Alston was hired Oct. 22, replacing the fired Neil Allen. Since then, Alston has learned about as many of his new pitchers as possible by swapping texts, having phone conversations and watching film. Last month’s TwinsFest enabled him to meet many for the first time and open a dialogue.
“I was watching film an hour, hour and a half a day, on different guys,” said Alston, who was the Oakland bullpen coach last season. “I tried to set it up to where it was two guys a day and just look for different things I’ve been taught, and write little notes down here.”
He surfs through social media to see what his players are up to. He was asked if he saw the workout video of Jose Berrios that was posted on Twitter — the one of the young rising star pushing a truck.

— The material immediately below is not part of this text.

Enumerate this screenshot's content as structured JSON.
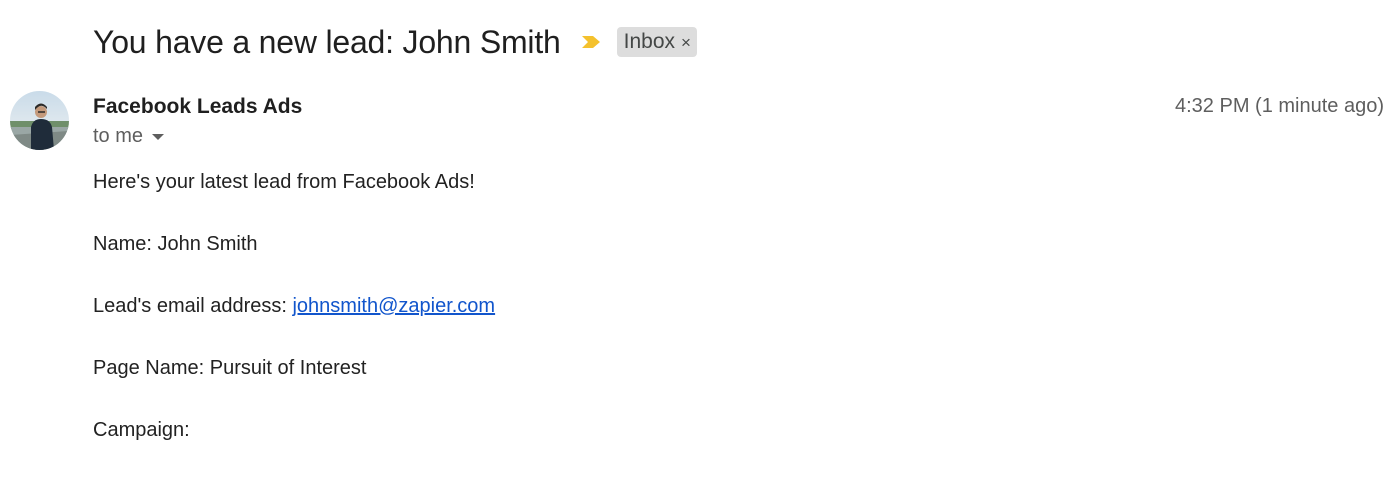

“I’ll just say this,” Alston said with a chuckle. “I’ve seen video of him pushing trucks. I’ve seen video of him throwing bullpens too early, when I had to pick up the phone and give him a call.
“He’s going to be fine. He’s just an eager bull, ready to take the horns and go to work.”
He has spoken to reliever Ryan Pressly, who had a 4.70 ERA last year and gave up a career-high 10 home runs. Pressly can throw a fastball 95 miles per hour and has a good breaking ball, but he was unable to put it all together in 2017.
“I hope he understands that he has to use his fastball, but it’s the question of how much he needs to use his fastball,” Alston said. “I think the experience he went through last year can only help him this year.”
Pressly sounded excited as he talked about what Alston suggested.
“I’m all ears,” Pressly said.
Last month, Alston even met with fellow Phoenix-area resident Aaron Slegers to watch the 6-foot-10 righthander throw and offer some pointers on mechanics. Slegers throws across his body at times, making it hard to spot his fastball.
“He had some good things to say and gave me some stuff to work on,” Slegers said. “I’ve got long limbs, and keeping that toward the plate is important. Straight line to home plate. I’m constantly battling that.”
Monday, Alston stood behind Phil Hughes as the veteran righthander threw in the bullpen at Hammond Stadium. Hughes is trying to revive a career that has been derailed in each of the past two seasons by surgery to correct thoracic outlet syndrome. The two discussed mechanics and possibly changing where he stands on the pitching rubber, but Alston stressed that Hughes has to be comfortable with any change for it to work.
Alston is learning what he has to work with. In turn, he wants pitchers to discover what works for them — then he can help build a competitive staff.
“You will hear me say this a lot — ‘Who are you?’ ” he said. “I try to identify every person so they can understand who they are. Once they figure that out, my job is to guide them. But they have to understand what they can do and what they can’t do.
“ ‘I don’t know who I am’ is actually a normal answer.”